In: East Central Europe

State socialist experts were at the center of Eastern Europe’s internationalization from the mid-1950s until 1989. They acted as intermediaries between their states and other national, regional, and international environments. The contributions integrate national milieus within broader frameworks mostly circumscribed by inter- and nongovernmental specialized organizations (the United Nations Economic Commission for Europe; the United Nations Educational, Scientific and Cultural Organization; International Theater Institute, or the un Commission on Population and Development). The issue is an innovative initiative to identify within four fields (economy, demography, theatre, and historical studies) state socialist experts’ contributions to international debates and institution building. We argue that these groups were fundamentally characterized by their transnational dynamism.
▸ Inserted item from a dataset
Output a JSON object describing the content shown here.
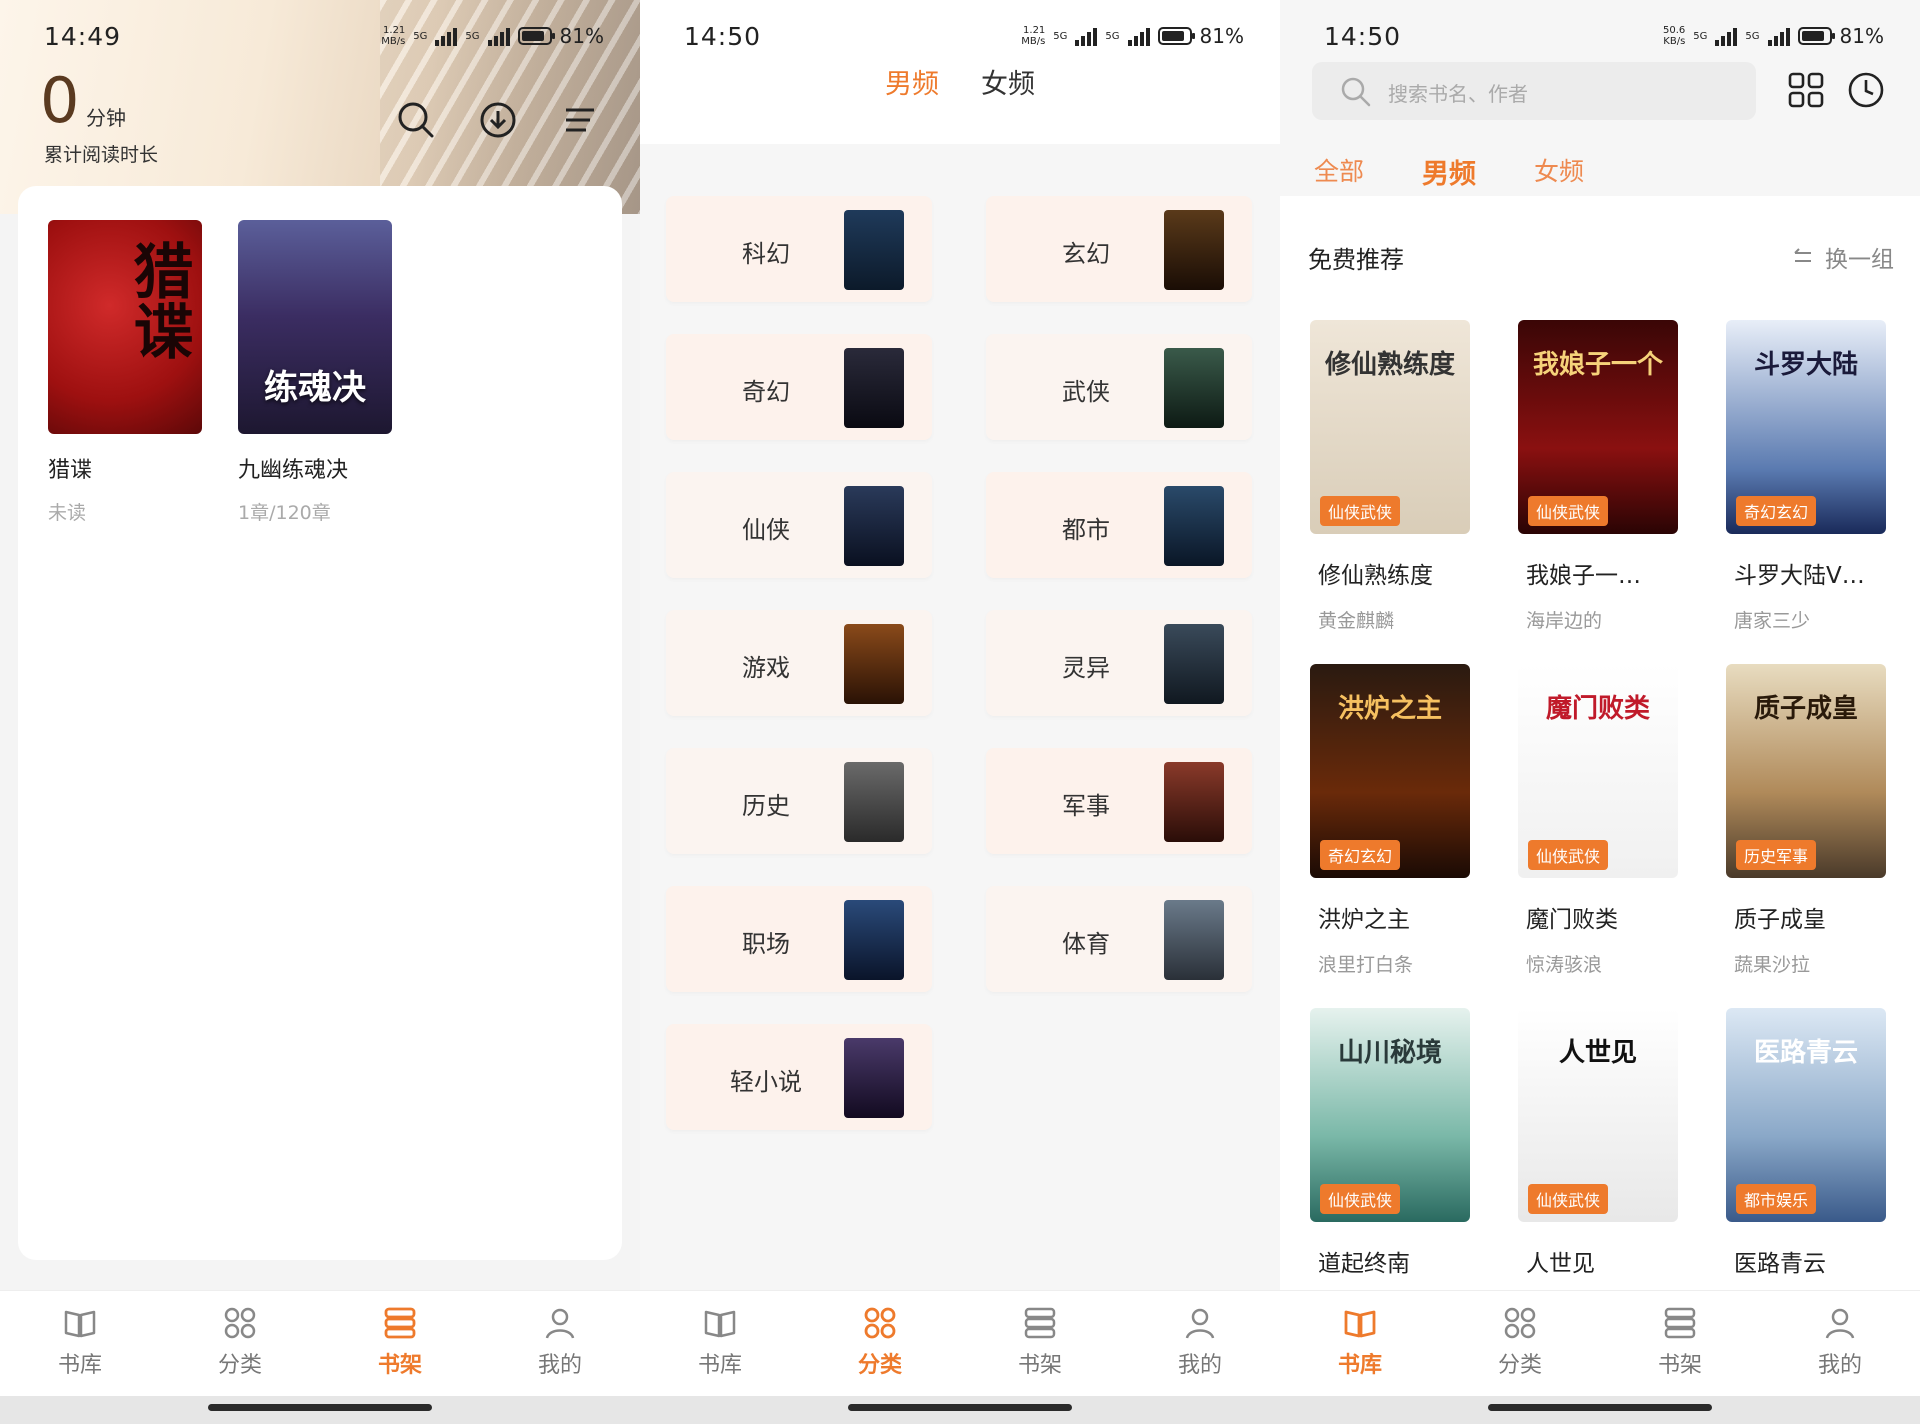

The resultant forms of mobility and transfer resituate specific systems of knowledge production from Eastern Europe within the larger story of postwar globalization. The collection also includes an anthropological study about the internationalization trajectories of lower-ranked professionals and the resilience of their expertise ethics after 1989. Socialist experts’ mobilities can be circumscribed at the intersection of multiple phenomena that defined the postwar: national settings’ impact on inter- and supra-state interactions; Cold War politics; the tribulations of international organizations; and global trends determined by the accelerating interconnectedness of the world and decolonization. Our findings de-center established narratives about the Cold War and they show how representatives from the East participated in and sometimes determined the conditions of Europeanizing and globalizing trends in their respective fields within particular organizations.

In: East Central Europe